I recently returned from a trip to Asia, where I was able to meet with US partners in three different countries, and add a significant chunk of miles to my frequent flyer program. My first stop was Okinawa, where I met with members of the US Army Civil Affairs and Special Forces soldiers to explore areas where SoA’s unique model could be of assistance in support of the complex US mission in the Indo-Pacific. After a productive meeting and a chance to see some old friends who I have previously worked with, I was off to Vietnam.
They say if you want to go fast, go alone, and if you want to go far, go together. So for my second leg of the trip, I met up with our field operations and social media associate, Rachael, who the field team heavily relies on for almost everything. For the first time, we teamed up with the US Navy and US Army to support Pacific Partnerships. I was especially excited about this project as Rachael and I got to tour the USNS Mercy, a US Navy hospital ship, and meet with the Commodore to discuss our involvement with Pacific Partnerships. Even though I’ve spent nearly 10 years in the Navy, this was my first time on a ship. It was a great experience meeting the staff and seeing all the capabilities of this floating hospital.
This was also Rachael’s first trip out to the field, so without further adieu, I’ll turn it over to her to tell you about how much fun she had with me.
Project Manager – Asia Pacific
As Terrell mentioned, I recently traveled to Vietnam to support Pacific Partnership 2018 (PP18): an annual multinational disaster preparedness mission in the Indo-Pacific. This was my first trip out in the field and after 30 plus hours of traveling and an overnight stay in a tiny sleeper pod in the Hanoi airport, I was ready to touch down in Nha Trang.
This coastal town is a contrasting mix of posh beach resorts and utter poverty. Even with the dilapidated buildings and streets littered with trash, Nha Trang has a unique beauty brought on by the smiling Vietnamese people, white sandy beaches, and rich culture in which we eagerly immersed ourselves. Following the local customs, we ate a steaming bowl of Pho for breakfast every day despite the intensely hot weather. We also practiced our bargaining skills at the local street market and mastered the art of fearlessly crossing streets teaming with nonstop traffic and no stop lights.
During our trip, Terrell and I were worked with a US Army team that was deployed in Nha Trang as part of the PP18 contingent. Working with the Vietnamese Government to address the high drowning rate, the PP18 team, and an Australian run non-profit, conducted a lifeguard training course which provided locals with essential water rescue skills, and CPR training. You can read more about the project here.
Throughout the three-day course, it was very apparent that the Vietnamese trainees were hard workers and quick learners. During one of the relay race exercises, I was swimming alongside a trainee in case he needed assistance. This man, who did not know how to swim prior to starting the course, not only finished the relay on his own but also outswam me by a mile.

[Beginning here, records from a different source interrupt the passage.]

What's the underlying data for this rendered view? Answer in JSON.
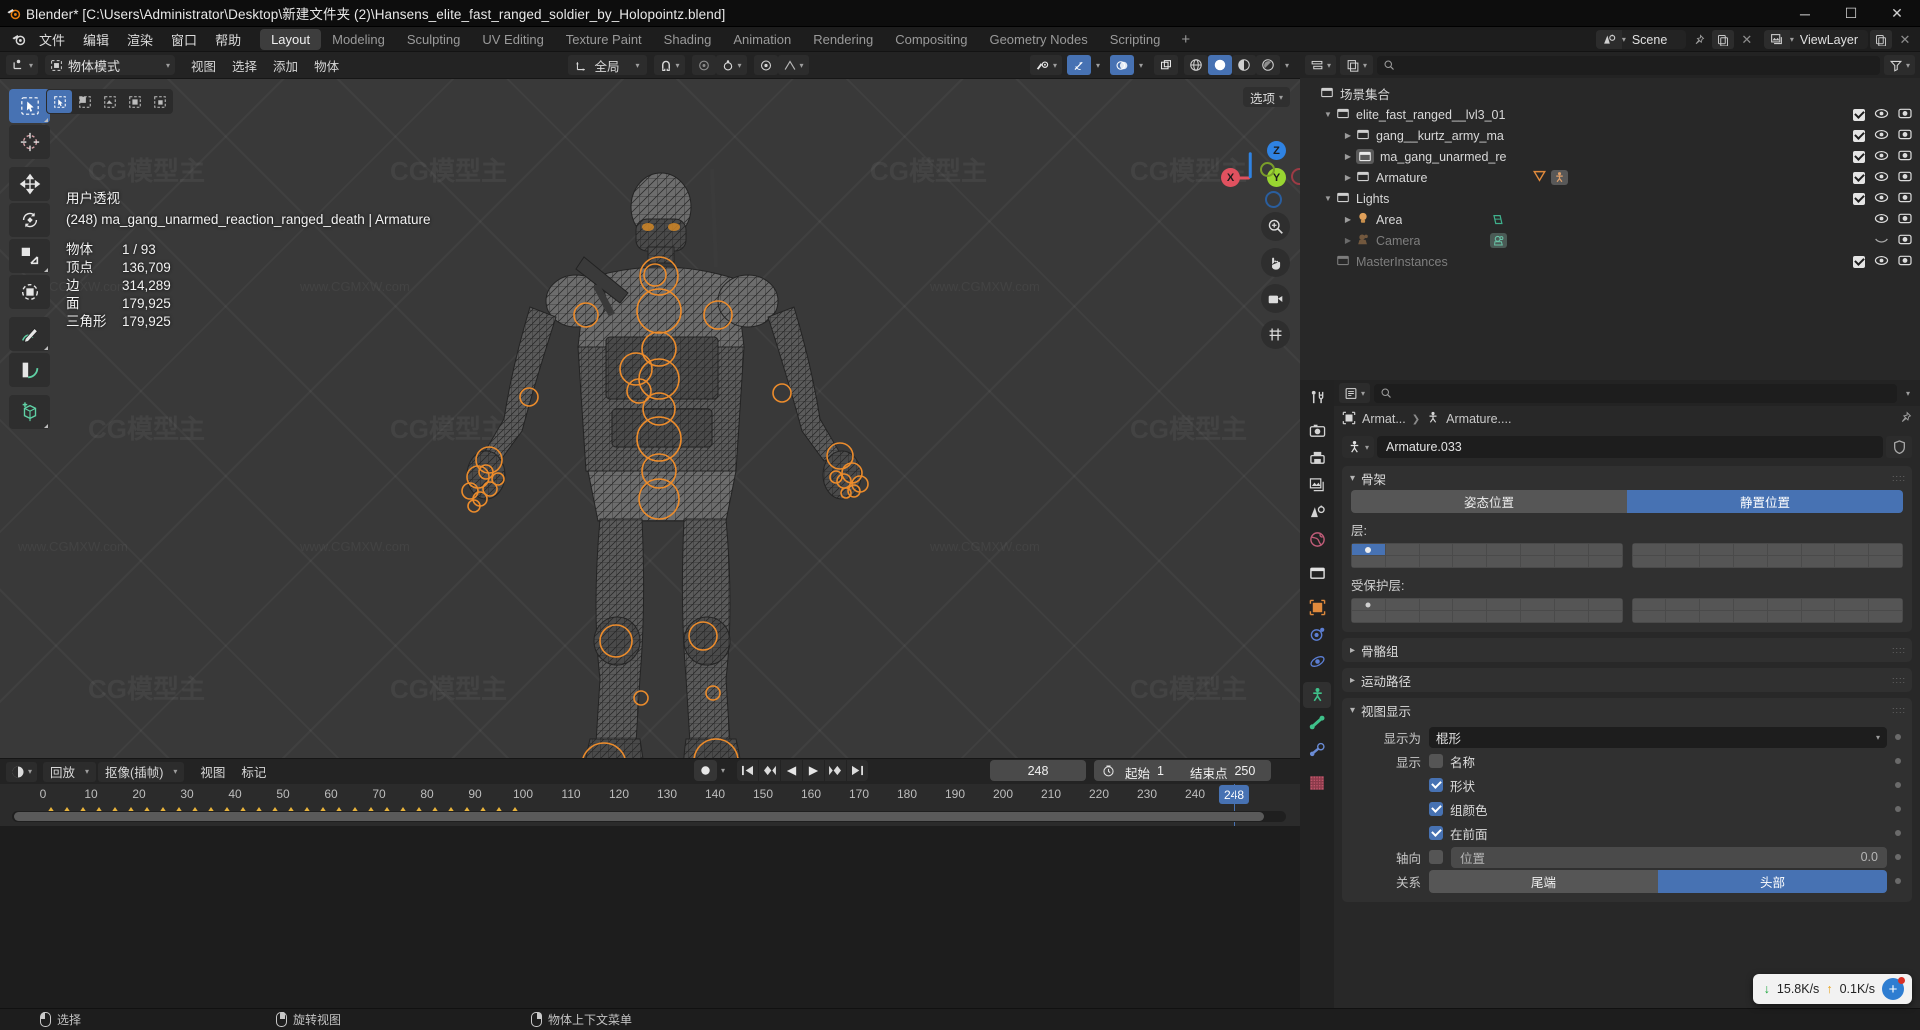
{
  "window": {
    "title": "Blender* [C:\\Users\\Administrator\\Desktop\\新建文件夹 (2)\\Hansens_elite_fast_ranged_soldier_by_Holopointz.blend]",
    "minimize": "─",
    "maximize": "☐",
    "close": "✕"
  },
  "topbar": {
    "menus": [
      "文件",
      "编辑",
      "渲染",
      "窗口",
      "帮助"
    ],
    "workspaces": [
      {
        "label": "Layout",
        "active": true
      },
      {
        "label": "Modeling",
        "active": false
      },
      {
        "label": "Sculpting",
        "active": false
      },
      {
        "label": "UV Editing",
        "active": false
      },
      {
        "label": "Texture Paint",
        "active": false
      },
      {
        "label": "Shading",
        "active": false
      },
      {
        "label": "Animation",
        "active": false
      },
      {
        "label": "Rendering",
        "active": false
      },
      {
        "label": "Compositing",
        "active": false
      },
      {
        "label": "Geometry Nodes",
        "active": false
      },
      {
        "label": "Scripting",
        "active": false
      }
    ],
    "add_workspace": "+",
    "scene_name": "Scene",
    "viewlayer_name": "ViewLayer"
  },
  "viewport_header": {
    "mode": "物体模式",
    "menus": [
      "视图",
      "选择",
      "添加",
      "物体"
    ],
    "orientation": "全局",
    "options_label": "选项"
  },
  "viewport": {
    "view_name": "用户透视",
    "object_line": "(248) ma_gang_unarmed_reaction_ranged_death | Armature",
    "stats": [
      {
        "key": "物体",
        "value": "1 / 93"
      },
      {
        "key": "顶点",
        "value": "136,709"
      },
      {
        "key": "边",
        "value": "314,289"
      },
      {
        "key": "面",
        "value": "179,925"
      },
      {
        "key": "三角形",
        "value": "179,925"
      }
    ],
    "gizmo_axes": [
      "X",
      "Y",
      "Z"
    ],
    "axis_colors": {
      "x": "#e0515f",
      "y": "#99d531",
      "z": "#2f83e3"
    },
    "watermarks": [
      "www.CGMXW.com",
      "CG模型主"
    ]
  },
  "timeline": {
    "editor_menu_label": "回放",
    "keying_label": "抠像(插帧)",
    "menus": [
      "视图",
      "标记"
    ],
    "ticks": [
      "0",
      "10",
      "20",
      "30",
      "40",
      "50",
      "60",
      "70",
      "80",
      "90",
      "100",
      "110",
      "120",
      "130",
      "140",
      "150",
      "160",
      "170",
      "180",
      "190",
      "200",
      "210",
      "220",
      "230",
      "240"
    ],
    "current_frame": "248",
    "start_label": "起始",
    "start_value": "1",
    "end_label": "结束点",
    "end_value": "250"
  },
  "statusbar": {
    "items": [
      {
        "button": "left",
        "label": "选择"
      },
      {
        "button": "middle",
        "label": "旋转视图"
      },
      {
        "button": "right",
        "label": "物体上下文菜单"
      }
    ]
  },
  "outliner": {
    "title": "场景集合",
    "rows": [
      {
        "name": "elite_fast_ranged__lvl3_01",
        "depth": 1,
        "disclosure": "open",
        "icon": "collection-icon",
        "checkbox": true,
        "eye": true,
        "camera": true,
        "dim": false
      },
      {
        "name": "gang__kurtz_army_ma",
        "depth": 2,
        "disclosure": "closed",
        "icon": "collection-icon",
        "checkbox": true,
        "eye": true,
        "camera": true,
        "dim": false
      },
      {
        "name": "ma_gang_unarmed_re",
        "depth": 2,
        "disclosure": "closed",
        "icon": "collection-icon-active",
        "checkbox": true,
        "eye": true,
        "camera": true,
        "dim": false
      },
      {
        "name": "Armature",
        "depth": 2,
        "disclosure": "closed",
        "icon": "collection-icon",
        "checkbox": true,
        "eye": true,
        "camera": true,
        "dim": false,
        "badges": [
          "modifier-icon",
          "armature-icon"
        ]
      },
      {
        "name": "Lights",
        "depth": 1,
        "disclosure": "open",
        "icon": "collection-icon",
        "checkbox": true,
        "eye": true,
        "camera": true,
        "dim": false
      },
      {
        "name": "Area",
        "depth": 2,
        "disclosure": "closed",
        "icon": "light-icon",
        "checkbox": false,
        "eye": true,
        "camera": true,
        "dim": false
      },
      {
        "name": "Camera",
        "depth": 2,
        "disclosure": "closed",
        "icon": "camera-object-icon",
        "checkbox": false,
        "eye": false,
        "camera": true,
        "dim": true
      },
      {
        "name": "MasterInstances",
        "depth": 1,
        "disclosure": "none",
        "icon": "collection-icon",
        "checkbox": true,
        "eye": true,
        "camera": true,
        "dim": true
      }
    ]
  },
  "properties": {
    "breadcrumb": [
      "Armat...",
      "Armature...."
    ],
    "datablock_name": "Armature.033",
    "panels": {
      "skeleton": {
        "title": "骨架",
        "pose_position": "姿态位置",
        "rest_position": "静置位置",
        "rest_active": true,
        "layers_label": "层:",
        "protected_layers_label": "受保护层:"
      },
      "bone_groups": {
        "title": "骨骼组"
      },
      "motion_paths": {
        "title": "运动路径"
      },
      "viewport_display": {
        "title": "视图显示",
        "display_as_label": "显示为",
        "display_as_value": "棍形",
        "show_label": "显示",
        "checkboxes": [
          {
            "label": "名称",
            "checked": false
          },
          {
            "label": "形状",
            "checked": true
          },
          {
            "label": "组颜色",
            "checked": true
          },
          {
            "label": "在前面",
            "checked": true
          }
        ],
        "axes_label": "轴向",
        "axes_checked": false,
        "position_label": "位置",
        "position_value": "0.0",
        "relations_label": "关系",
        "relations_tail": "尾端",
        "relations_head": "头部",
        "relations_head_active": true
      }
    }
  },
  "download_toast": {
    "down_speed": "15.8K/s",
    "up_speed": "0.1K/s",
    "down_arrow": "↓",
    "up_arrow": "↑"
  },
  "colors": {
    "accent_blue": "#4772b3",
    "bone_orange": "#ec8c2c",
    "viewport_bg": "#393939",
    "panel_bg": "#282828",
    "header_bg": "#232323"
  }
}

At the end of the training course, I was touched watching the trainees during the graduation ceremony. These people, who I had shared jokes with and worked beside for the past three days, were beaming with pride as they received their lifeguard certificates. The skills they learned would help them save lives in their community, and they were so grateful to the US Army and Navy PP18 team who participated in the entire course and supported the trainees every step of the way.
Watching the US team interact with the trainees and forge friendly relationships with them, and seeing the determination with which the Vietnamese people trained to develop these life-saving skills reminded me of the importance of SoA’s work. I was so proud to be out in the field supporting a mission that brought countries together and positively impacted people’s lives.
All in all, it was a very successful first trip and I can’t wait to get back out in the field.
It’s Terrell again! Like Rachael said, our adventure wasn’t over after Vietnam. After a few days in Ho Chi Min, where we experienced local transportation, and the bustling crowds of backpacker street, we were off to the Philippines.
As you may know, the Armed Forces of the Philippines have been fighting against violent extremist organizations for decades. The most recent and largest fight began in May 2017, when an ISIS-affiliated group attacked the city of Marawi, and a 5-month long battle ensued, you can read more about here. Since then, Spirit of America has worked with deployed troops and US Embassy personnel to support the AFP in this fight and the Filipino people it affected.
Racheal and I met with a US team to discuss areas where we may be of further assistance and check in on some of our projects from the months prior. Between meetings, we found time to try the local delicacies and experience Manila – the capital. Rachael especially liked balut, a developing bird embryo that is boiled and eaten from the shell. Delicious!
Besides being loads of fun, Rachael was an invaluable addition to the trip. There’s nothing more rewarding than being a part of a team where everyone is so dedicated and passionate about the work. I know I certainly couldn’t operate without the support of everyone on the SoA team. Now that I’ve been so spoiled with all the help Rachel provided, I’m sure this won’t be our last trip together.
Until next time,
Terrell and Rachael